_WHAT TO WORK ON_
Filter these entries down to lines holding "icon".
—————
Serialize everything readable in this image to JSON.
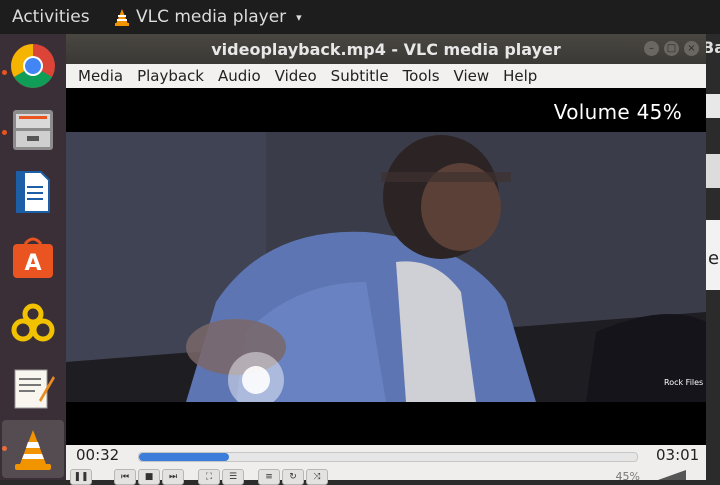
{
  "topbar": {
    "activities": "Activities",
    "app_name": "VLC media player",
    "caret": "▾"
  },
  "dock": {
    "items": [
      "chrome-icon",
      "files-icon",
      "writer-icon",
      "software-center-icon",
      "settings-icon",
      "text-editor-icon",
      "vlc-icon"
    ]
  },
  "window": {
    "title": "videoplayback.mp4 - VLC media player"
  },
  "menu": {
    "items": [
      "Media",
      "Playback",
      "Audio",
      "Video",
      "Subtitle",
      "Tools",
      "View",
      "Help"
    ]
  },
  "video": {
    "osd": "Volume 45%",
    "watermark": "Rock Files"
  },
  "playback": {
    "elapsed": "00:32",
    "total": "03:01",
    "progress_fraction": 0.18,
    "volume_percent": 45,
    "volume_label": "45%"
  },
  "bg_window": {
    "partial_text": "e",
    "title_fragment": "Ba"
  },
  "colors": {
    "accent": "#3b7dd8",
    "ubuntu_orange": "#e95420",
    "dock_bg": "#3a2f36"
  }
}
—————
_TASK RESULT_
      "chrome-icon",
      "files-icon",
      "writer-icon",
      "software-center-icon",
      "settings-icon",
      "text-editor-icon",
      "vlc-icon"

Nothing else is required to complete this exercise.